The entries are to be repeated in full, without any change.
=== Section Start ===
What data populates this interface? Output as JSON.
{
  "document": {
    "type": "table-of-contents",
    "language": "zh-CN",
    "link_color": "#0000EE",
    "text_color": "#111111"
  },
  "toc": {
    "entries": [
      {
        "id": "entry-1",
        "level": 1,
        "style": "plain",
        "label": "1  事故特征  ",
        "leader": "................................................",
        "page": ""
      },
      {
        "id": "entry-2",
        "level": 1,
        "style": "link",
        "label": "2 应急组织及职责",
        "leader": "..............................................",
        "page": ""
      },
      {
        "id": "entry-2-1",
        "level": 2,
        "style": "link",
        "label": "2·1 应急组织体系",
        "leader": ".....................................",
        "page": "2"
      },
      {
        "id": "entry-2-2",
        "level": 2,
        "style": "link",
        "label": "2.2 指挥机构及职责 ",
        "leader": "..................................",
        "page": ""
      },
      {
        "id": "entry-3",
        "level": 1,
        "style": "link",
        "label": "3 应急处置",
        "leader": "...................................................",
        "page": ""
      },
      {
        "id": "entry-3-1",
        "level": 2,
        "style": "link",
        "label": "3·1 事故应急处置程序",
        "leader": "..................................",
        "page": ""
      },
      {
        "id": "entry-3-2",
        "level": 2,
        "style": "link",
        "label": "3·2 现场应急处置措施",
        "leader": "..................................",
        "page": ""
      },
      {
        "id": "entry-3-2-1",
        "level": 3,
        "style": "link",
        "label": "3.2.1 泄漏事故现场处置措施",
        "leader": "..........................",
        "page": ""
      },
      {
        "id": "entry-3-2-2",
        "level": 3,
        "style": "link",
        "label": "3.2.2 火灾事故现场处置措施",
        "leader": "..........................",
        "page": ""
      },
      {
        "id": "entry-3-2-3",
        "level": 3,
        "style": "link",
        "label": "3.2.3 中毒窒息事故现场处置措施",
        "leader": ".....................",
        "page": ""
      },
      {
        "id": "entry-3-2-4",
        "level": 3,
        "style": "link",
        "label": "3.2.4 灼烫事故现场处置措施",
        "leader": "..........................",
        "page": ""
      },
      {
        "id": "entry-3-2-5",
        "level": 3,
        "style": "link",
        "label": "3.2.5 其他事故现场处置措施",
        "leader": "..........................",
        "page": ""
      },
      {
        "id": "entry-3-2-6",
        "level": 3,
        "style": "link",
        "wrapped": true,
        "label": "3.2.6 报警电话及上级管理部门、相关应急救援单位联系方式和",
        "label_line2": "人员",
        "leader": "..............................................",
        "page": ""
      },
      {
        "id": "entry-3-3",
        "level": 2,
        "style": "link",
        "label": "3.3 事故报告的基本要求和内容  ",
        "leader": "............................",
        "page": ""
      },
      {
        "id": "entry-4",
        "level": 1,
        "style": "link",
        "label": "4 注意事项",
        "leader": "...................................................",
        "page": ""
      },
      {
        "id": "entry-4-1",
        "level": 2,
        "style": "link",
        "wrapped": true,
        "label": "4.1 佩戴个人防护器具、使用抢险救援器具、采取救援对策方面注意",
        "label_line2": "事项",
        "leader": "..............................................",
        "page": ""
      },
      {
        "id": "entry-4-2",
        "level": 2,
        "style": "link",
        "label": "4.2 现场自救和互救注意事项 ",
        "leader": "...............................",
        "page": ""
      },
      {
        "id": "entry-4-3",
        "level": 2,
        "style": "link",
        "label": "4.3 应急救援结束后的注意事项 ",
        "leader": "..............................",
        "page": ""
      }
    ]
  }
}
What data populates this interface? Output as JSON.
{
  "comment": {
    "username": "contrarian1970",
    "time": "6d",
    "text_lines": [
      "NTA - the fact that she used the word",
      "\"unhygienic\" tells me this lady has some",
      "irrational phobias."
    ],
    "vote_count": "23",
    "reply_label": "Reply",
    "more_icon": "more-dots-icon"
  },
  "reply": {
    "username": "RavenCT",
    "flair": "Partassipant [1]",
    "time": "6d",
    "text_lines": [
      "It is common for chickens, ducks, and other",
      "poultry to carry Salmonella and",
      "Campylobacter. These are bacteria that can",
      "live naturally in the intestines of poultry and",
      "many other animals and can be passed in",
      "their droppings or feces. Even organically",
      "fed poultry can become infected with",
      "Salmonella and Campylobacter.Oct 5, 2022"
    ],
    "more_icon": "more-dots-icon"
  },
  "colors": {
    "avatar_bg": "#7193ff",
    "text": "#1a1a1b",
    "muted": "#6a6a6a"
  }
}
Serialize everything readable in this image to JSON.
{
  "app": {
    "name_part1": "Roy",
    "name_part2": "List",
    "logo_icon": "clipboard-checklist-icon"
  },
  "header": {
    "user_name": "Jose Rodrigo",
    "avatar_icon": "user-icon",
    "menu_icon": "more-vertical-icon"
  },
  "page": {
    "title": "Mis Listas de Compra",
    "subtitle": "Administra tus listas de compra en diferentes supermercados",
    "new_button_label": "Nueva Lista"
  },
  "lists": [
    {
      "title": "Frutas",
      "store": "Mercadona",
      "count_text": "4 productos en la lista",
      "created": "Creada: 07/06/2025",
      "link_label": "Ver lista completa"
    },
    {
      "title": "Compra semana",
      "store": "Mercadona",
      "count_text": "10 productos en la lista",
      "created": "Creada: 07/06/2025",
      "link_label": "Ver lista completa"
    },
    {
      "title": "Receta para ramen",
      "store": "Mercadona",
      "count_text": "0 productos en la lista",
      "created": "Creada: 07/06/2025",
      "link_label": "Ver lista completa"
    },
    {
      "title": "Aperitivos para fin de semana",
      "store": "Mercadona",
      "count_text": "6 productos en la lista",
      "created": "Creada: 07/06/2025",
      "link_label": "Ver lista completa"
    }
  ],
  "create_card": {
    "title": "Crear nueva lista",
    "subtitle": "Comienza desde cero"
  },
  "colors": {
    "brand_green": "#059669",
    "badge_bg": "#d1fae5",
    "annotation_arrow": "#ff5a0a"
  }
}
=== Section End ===
## RESPONSE TO THE TASK
What data populates this interface? Output as JSON.
{
  "document": {
    "type": "table-of-contents",
    "language": "zh-CN",
    "link_color": "#0000EE",
    "text_color": "#111111"
  },
  "toc": {
    "entries": [
      {
        "id": "entry-1",
        "level": 1,
        "style": "plain",
        "label": "1  事故特征  ",
        "leader": "................................................",
        "page": ""
      },
      {
        "id": "entry-2",
        "level": 1,
        "style": "link",
        "label": "2 应急组织及职责",
        "leader": "..............................................",
        "page": ""
      },
      {
        "id": "entry-2-1",
        "level": 2,
        "style": "link",
        "label": "2·1 应急组织体系",
        "leader": ".....................................",
        "page": "2"
      },
      {
        "id": "entry-2-2",
        "level": 2,
        "style": "link",
        "label": "2.2 指挥机构及职责 ",
        "leader": "..................................",
        "page": ""
      },
      {
        "id": "entry-3",
        "level": 1,
        "style": "link",
        "label": "3 应急处置",
        "leader": "...................................................",
        "page": ""
      },
      {
        "id": "entry-3-1",
        "level": 2,
        "style": "link",
        "label": "3·1 事故应急处置程序",
        "leader": "..................................",
        "page": ""
      },
      {
        "id": "entry-3-2",
        "level": 2,
        "style": "link",
        "label": "3·2 现场应急处置措施",
        "leader": "..................................",
        "page": ""
      },
      {
        "id": "entry-3-2-1",
        "level": 3,
        "style": "link",
        "label": "3.2.1 泄漏事故现场处置措施",
        "leader": "..........................",
        "page": ""
      },
      {
        "id": "entry-3-2-2",
        "level": 3,
        "style": "link",
        "label": "3.2.2 火灾事故现场处置措施",
        "leader": "..........................",
        "page": ""
      },
      {
        "id": "entry-3-2-3",
        "level": 3,
        "style": "link",
        "label": "3.2.3 中毒窒息事故现场处置措施",
        "leader": ".....................",
        "page": ""
      },
      {
        "id": "entry-3-2-4",
        "level": 3,
        "style": "link",
        "label": "3.2.4 灼烫事故现场处置措施",
        "leader": "..........................",
        "page": ""
      },
      {
        "id": "entry-3-2-5",
        "level": 3,
        "style": "link",
        "label": "3.2.5 其他事故现场处置措施",
        "leader": "..........................",
        "page": ""
      },
      {
        "id": "entry-3-2-6",
        "level": 3,
        "style": "link",
        "wrapped": true,
        "label": "3.2.6 报警电话及上级管理部门、相关应急救援单位联系方式和",
        "label_line2": "人员",
        "leader": "..............................................",
        "page": ""
      },
      {
        "id": "entry-3-3",
        "level": 2,
        "style": "link",
        "label": "3.3 事故报告的基本要求和内容  ",
        "leader": "............................",
        "page": ""
      },
      {
        "id": "entry-4",
        "level": 1,
        "style": "link",
        "label": "4 注意事项",
        "leader": "...................................................",
        "page": ""
      },
      {
        "id": "entry-4-1",
        "level": 2,
        "style": "link",
        "wrapped": true,
        "label": "4.1 佩戴个人防护器具、使用抢险救援器具、采取救援对策方面注意",
        "label_line2": "事项",
        "leader": "..............................................",
        "page": ""
      },
      {
        "id": "entry-4-2",
        "level": 2,
        "style": "link",
        "label": "4.2 现场自救和互救注意事项 ",
        "leader": "...............................",
        "page": ""
      },
      {
        "id": "entry-4-3",
        "level": 2,
        "style": "link",
        "label": "4.3 应急救援结束后的注意事项 ",
        "leader": "..............................",
        "page": ""
      }
    ]
  }
}
What data populates this interface? Output as JSON.
{
  "comment": {
    "username": "contrarian1970",
    "time": "6d",
    "text_lines": [
      "NTA - the fact that she used the word",
      "\"unhygienic\" tells me this lady has some",
      "irrational phobias."
    ],
    "vote_count": "23",
    "reply_label": "Reply",
    "more_icon": "more-dots-icon"
  },
  "reply": {
    "username": "RavenCT",
    "flair": "Partassipant [1]",
    "time": "6d",
    "text_lines": [
      "It is common for chickens, ducks, and other",
      "poultry to carry Salmonella and",
      "Campylobacter. These are bacteria that can",
      "live naturally in the intestines of poultry and",
      "many other animals and can be passed in",
      "their droppings or feces. Even organically",
      "fed poultry can become infected with",
      "Salmonella and Campylobacter.Oct 5, 2022"
    ],
    "more_icon": "more-dots-icon"
  },
  "colors": {
    "avatar_bg": "#7193ff",
    "text": "#1a1a1b",
    "muted": "#6a6a6a"
  }
}
Serialize everything readable in this image to JSON.
{
  "app": {
    "name_part1": "Roy",
    "name_part2": "List",
    "logo_icon": "clipboard-checklist-icon"
  },
  "header": {
    "user_name": "Jose Rodrigo",
    "avatar_icon": "user-icon",
    "menu_icon": "more-vertical-icon"
  },
  "page": {
    "title": "Mis Listas de Compra",
    "subtitle": "Administra tus listas de compra en diferentes supermercados",
    "new_button_label": "Nueva Lista"
  },
  "lists": [
    {
      "title": "Frutas",
      "store": "Mercadona",
      "count_text": "4 productos en la lista",
      "created": "Creada: 07/06/2025",
      "link_label": "Ver lista completa"
    },
    {
      "title": "Compra semana",
      "store": "Mercadona",
      "count_text": "10 productos en la lista",
      "created": "Creada: 07/06/2025",
      "link_label": "Ver lista completa"
    },
    {
      "title": "Receta para ramen",
      "store": "Mercadona",
      "count_text": "0 productos en la lista",
      "created": "Creada: 07/06/2025",
      "link_label": "Ver lista completa"
    },
    {
      "title": "Aperitivos para fin de semana",
      "store": "Mercadona",
      "count_text": "6 productos en la lista",
      "created": "Creada: 07/06/2025",
      "link_label": "Ver lista completa"
    }
  ],
  "create_card": {
    "title": "Crear nueva lista",
    "subtitle": "Comienza desde cero"
  },
  "colors": {
    "brand_green": "#059669",
    "badge_bg": "#d1fae5",
    "annotation_arrow": "#ff5a0a"
  }
}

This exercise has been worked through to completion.